■ REQUIRED ACTION: Return all of the material that follows, keeping each line exactly as it is.

┌─ PROVIDED DATA

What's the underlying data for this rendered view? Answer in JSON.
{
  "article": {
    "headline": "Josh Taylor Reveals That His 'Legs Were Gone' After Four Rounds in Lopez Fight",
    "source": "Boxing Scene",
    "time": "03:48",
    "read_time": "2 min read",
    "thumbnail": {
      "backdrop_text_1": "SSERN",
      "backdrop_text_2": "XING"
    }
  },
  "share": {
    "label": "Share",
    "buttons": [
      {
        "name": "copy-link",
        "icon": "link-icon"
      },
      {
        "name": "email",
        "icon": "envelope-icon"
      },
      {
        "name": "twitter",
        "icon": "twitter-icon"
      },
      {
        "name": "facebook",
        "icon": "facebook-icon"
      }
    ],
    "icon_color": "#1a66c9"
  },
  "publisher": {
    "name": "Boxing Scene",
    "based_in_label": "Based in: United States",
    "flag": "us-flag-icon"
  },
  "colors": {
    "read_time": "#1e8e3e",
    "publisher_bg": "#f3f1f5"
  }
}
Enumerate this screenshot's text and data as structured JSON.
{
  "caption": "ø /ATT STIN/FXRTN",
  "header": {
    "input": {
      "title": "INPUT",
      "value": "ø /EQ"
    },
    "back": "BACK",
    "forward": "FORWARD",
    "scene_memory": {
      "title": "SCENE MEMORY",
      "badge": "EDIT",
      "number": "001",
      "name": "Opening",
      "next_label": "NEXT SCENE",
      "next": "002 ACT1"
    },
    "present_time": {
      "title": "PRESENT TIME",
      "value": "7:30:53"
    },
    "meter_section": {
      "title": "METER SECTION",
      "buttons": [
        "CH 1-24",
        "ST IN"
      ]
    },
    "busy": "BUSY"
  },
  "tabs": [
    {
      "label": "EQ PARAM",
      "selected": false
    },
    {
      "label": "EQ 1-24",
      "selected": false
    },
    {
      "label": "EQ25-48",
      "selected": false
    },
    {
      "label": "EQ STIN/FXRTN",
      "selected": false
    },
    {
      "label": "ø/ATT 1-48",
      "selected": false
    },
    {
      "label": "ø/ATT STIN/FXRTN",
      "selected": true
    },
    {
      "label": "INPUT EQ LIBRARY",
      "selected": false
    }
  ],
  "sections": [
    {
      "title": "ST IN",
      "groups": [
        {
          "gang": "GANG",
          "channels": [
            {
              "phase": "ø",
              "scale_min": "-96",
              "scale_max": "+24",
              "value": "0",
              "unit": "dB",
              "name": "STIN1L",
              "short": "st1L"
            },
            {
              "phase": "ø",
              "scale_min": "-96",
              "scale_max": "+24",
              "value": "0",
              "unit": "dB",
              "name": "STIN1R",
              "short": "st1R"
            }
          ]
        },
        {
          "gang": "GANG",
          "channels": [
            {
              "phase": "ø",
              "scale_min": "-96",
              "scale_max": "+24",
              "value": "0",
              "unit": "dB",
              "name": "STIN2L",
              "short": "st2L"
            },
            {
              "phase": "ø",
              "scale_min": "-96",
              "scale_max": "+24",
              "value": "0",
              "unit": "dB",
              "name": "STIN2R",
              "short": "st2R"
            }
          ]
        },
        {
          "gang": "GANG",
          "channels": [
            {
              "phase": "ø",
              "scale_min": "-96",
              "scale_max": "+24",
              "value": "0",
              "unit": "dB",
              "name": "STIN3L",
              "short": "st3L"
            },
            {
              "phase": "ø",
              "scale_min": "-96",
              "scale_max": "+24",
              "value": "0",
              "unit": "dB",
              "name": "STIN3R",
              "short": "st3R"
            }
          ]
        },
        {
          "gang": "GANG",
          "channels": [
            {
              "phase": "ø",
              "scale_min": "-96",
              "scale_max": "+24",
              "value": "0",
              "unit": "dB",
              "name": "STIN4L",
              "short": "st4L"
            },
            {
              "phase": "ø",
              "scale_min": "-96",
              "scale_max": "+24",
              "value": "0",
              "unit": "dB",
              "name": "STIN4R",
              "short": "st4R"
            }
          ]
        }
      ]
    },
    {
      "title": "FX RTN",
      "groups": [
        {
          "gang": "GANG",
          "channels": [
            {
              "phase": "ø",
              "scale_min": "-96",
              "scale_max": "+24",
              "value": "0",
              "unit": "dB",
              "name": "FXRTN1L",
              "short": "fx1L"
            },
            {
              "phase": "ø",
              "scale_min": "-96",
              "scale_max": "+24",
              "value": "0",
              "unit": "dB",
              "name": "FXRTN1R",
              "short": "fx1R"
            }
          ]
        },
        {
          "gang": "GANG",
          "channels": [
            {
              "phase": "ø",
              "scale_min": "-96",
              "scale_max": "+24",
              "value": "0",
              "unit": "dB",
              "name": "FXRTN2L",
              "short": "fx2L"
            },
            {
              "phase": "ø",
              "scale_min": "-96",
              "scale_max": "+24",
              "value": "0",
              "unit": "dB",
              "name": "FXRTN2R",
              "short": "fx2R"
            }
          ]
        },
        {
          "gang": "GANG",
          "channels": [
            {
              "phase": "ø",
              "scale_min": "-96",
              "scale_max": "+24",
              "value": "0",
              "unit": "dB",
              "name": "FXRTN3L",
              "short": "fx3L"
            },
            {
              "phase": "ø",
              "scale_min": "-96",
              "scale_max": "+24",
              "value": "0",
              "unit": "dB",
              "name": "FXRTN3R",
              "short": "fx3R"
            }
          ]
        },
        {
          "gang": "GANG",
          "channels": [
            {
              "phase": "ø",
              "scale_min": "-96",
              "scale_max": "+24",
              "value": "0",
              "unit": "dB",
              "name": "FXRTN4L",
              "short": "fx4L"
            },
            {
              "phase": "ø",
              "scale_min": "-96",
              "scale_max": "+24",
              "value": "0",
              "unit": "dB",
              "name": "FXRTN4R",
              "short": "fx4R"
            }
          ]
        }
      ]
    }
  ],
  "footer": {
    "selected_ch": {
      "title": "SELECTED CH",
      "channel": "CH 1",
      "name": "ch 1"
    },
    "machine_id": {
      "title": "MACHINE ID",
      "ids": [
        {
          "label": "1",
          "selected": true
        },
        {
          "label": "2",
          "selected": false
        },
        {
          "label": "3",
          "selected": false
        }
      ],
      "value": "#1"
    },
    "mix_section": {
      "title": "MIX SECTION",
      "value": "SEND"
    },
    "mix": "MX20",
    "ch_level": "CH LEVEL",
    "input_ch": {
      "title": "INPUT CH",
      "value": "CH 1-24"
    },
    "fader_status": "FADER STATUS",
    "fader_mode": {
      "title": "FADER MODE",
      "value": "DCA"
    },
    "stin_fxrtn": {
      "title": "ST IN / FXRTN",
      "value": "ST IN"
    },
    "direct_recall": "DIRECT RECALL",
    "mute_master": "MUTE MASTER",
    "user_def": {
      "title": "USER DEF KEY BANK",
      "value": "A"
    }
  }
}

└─

■ ANSWER BOX:
What's the underlying data for this rendered view? Answer in JSON.
{
  "article": {
    "headline": "Josh Taylor Reveals That His 'Legs Were Gone' After Four Rounds in Lopez Fight",
    "source": "Boxing Scene",
    "time": "03:48",
    "read_time": "2 min read",
    "thumbnail": {
      "backdrop_text_1": "SSERN",
      "backdrop_text_2": "XING"
    }
  },
  "share": {
    "label": "Share",
    "buttons": [
      {
        "name": "copy-link",
        "icon": "link-icon"
      },
      {
        "name": "email",
        "icon": "envelope-icon"
      },
      {
        "name": "twitter",
        "icon": "twitter-icon"
      },
      {
        "name": "facebook",
        "icon": "facebook-icon"
      }
    ],
    "icon_color": "#1a66c9"
  },
  "publisher": {
    "name": "Boxing Scene",
    "based_in_label": "Based in: United States",
    "flag": "us-flag-icon"
  },
  "colors": {
    "read_time": "#1e8e3e",
    "publisher_bg": "#f3f1f5"
  }
}
Enumerate this screenshot's text and data as structured JSON.
{
  "caption": "ø /ATT STIN/FXRTN",
  "header": {
    "input": {
      "title": "INPUT",
      "value": "ø /EQ"
    },
    "back": "BACK",
    "forward": "FORWARD",
    "scene_memory": {
      "title": "SCENE MEMORY",
      "badge": "EDIT",
      "number": "001",
      "name": "Opening",
      "next_label": "NEXT SCENE",
      "next": "002 ACT1"
    },
    "present_time": {
      "title": "PRESENT TIME",
      "value": "7:30:53"
    },
    "meter_section": {
      "title": "METER SECTION",
      "buttons": [
        "CH 1-24",
        "ST IN"
      ]
    },
    "busy": "BUSY"
  },
  "tabs": [
    {
      "label": "EQ PARAM",
      "selected": false
    },
    {
      "label": "EQ 1-24",
      "selected": false
    },
    {
      "label": "EQ25-48",
      "selected": false
    },
    {
      "label": "EQ STIN/FXRTN",
      "selected": false
    },
    {
      "label": "ø/ATT 1-48",
      "selected": false
    },
    {
      "label": "ø/ATT STIN/FXRTN",
      "selected": true
    },
    {
      "label": "INPUT EQ LIBRARY",
      "selected": false
    }
  ],
  "sections": [
    {
      "title": "ST IN",
      "groups": [
        {
          "gang": "GANG",
          "channels": [
            {
              "phase": "ø",
              "scale_min": "-96",
              "scale_max": "+24",
              "value": "0",
              "unit": "dB",
              "name": "STIN1L",
              "short": "st1L"
            },
            {
              "phase": "ø",
              "scale_min": "-96",
              "scale_max": "+24",
              "value": "0",
              "unit": "dB",
              "name": "STIN1R",
              "short": "st1R"
            }
          ]
        },
        {
          "gang": "GANG",
          "channels": [
            {
              "phase": "ø",
              "scale_min": "-96",
              "scale_max": "+24",
              "value": "0",
              "unit": "dB",
              "name": "STIN2L",
              "short": "st2L"
            },
            {
              "phase": "ø",
              "scale_min": "-96",
              "scale_max": "+24",
              "value": "0",
              "unit": "dB",
              "name": "STIN2R",
              "short": "st2R"
            }
          ]
        },
        {
          "gang": "GANG",
          "channels": [
            {
              "phase": "ø",
              "scale_min": "-96",
              "scale_max": "+24",
              "value": "0",
              "unit": "dB",
              "name": "STIN3L",
              "short": "st3L"
            },
            {
              "phase": "ø",
              "scale_min": "-96",
              "scale_max": "+24",
              "value": "0",
              "unit": "dB",
              "name": "STIN3R",
              "short": "st3R"
            }
          ]
        },
        {
          "gang": "GANG",
          "channels": [
            {
              "phase": "ø",
              "scale_min": "-96",
              "scale_max": "+24",
              "value": "0",
              "unit": "dB",
              "name": "STIN4L",
              "short": "st4L"
            },
            {
              "phase": "ø",
              "scale_min": "-96",
              "scale_max": "+24",
              "value": "0",
              "unit": "dB",
              "name": "STIN4R",
              "short": "st4R"
            }
          ]
        }
      ]
    },
    {
      "title": "FX RTN",
      "groups": [
        {
          "gang": "GANG",
          "channels": [
            {
              "phase": "ø",
              "scale_min": "-96",
              "scale_max": "+24",
              "value": "0",
              "unit": "dB",
              "name": "FXRTN1L",
              "short": "fx1L"
            },
            {
              "phase": "ø",
              "scale_min": "-96",
              "scale_max": "+24",
              "value": "0",
              "unit": "dB",
              "name": "FXRTN1R",
              "short": "fx1R"
            }
          ]
        },
        {
          "gang": "GANG",
          "channels": [
            {
              "phase": "ø",
              "scale_min": "-96",
              "scale_max": "+24",
              "value": "0",
              "unit": "dB",
              "name": "FXRTN2L",
              "short": "fx2L"
            },
            {
              "phase": "ø",
              "scale_min": "-96",
              "scale_max": "+24",
              "value": "0",
              "unit": "dB",
              "name": "FXRTN2R",
              "short": "fx2R"
            }
          ]
        },
        {
          "gang": "GANG",
          "channels": [
            {
              "phase": "ø",
              "scale_min": "-96",
              "scale_max": "+24",
              "value": "0",
              "unit": "dB",
              "name": "FXRTN3L",
              "short": "fx3L"
            },
            {
              "phase": "ø",
              "scale_min": "-96",
              "scale_max": "+24",
              "value": "0",
              "unit": "dB",
              "name": "FXRTN3R",
              "short": "fx3R"
            }
          ]
        },
        {
          "gang": "GANG",
          "channels": [
            {
              "phase": "ø",
              "scale_min": "-96",
              "scale_max": "+24",
              "value": "0",
              "unit": "dB",
              "name": "FXRTN4L",
              "short": "fx4L"
            },
            {
              "phase": "ø",
              "scale_min": "-96",
              "scale_max": "+24",
              "value": "0",
              "unit": "dB",
              "name": "FXRTN4R",
              "short": "fx4R"
            }
          ]
        }
      ]
    }
  ],
  "footer": {
    "selected_ch": {
      "title": "SELECTED CH",
      "channel": "CH 1",
      "name": "ch 1"
    },
    "machine_id": {
      "title": "MACHINE ID",
      "ids": [
        {
          "label": "1",
          "selected": true
        },
        {
          "label": "2",
          "selected": false
        },
        {
          "label": "3",
          "selected": false
        }
      ],
      "value": "#1"
    },
    "mix_section": {
      "title": "MIX SECTION",
      "value": "SEND"
    },
    "mix": "MX20",
    "ch_level": "CH LEVEL",
    "input_ch": {
      "title": "INPUT CH",
      "value": "CH 1-24"
    },
    "fader_status": "FADER STATUS",
    "fader_mode": {
      "title": "FADER MODE",
      "value": "DCA"
    },
    "stin_fxrtn": {
      "title": "ST IN / FXRTN",
      "value": "ST IN"
    },
    "direct_recall": "DIRECT RECALL",
    "mute_master": "MUTE MASTER",
    "user_def": {
      "title": "USER DEF KEY BANK",
      "value": "A"
    }
  }
}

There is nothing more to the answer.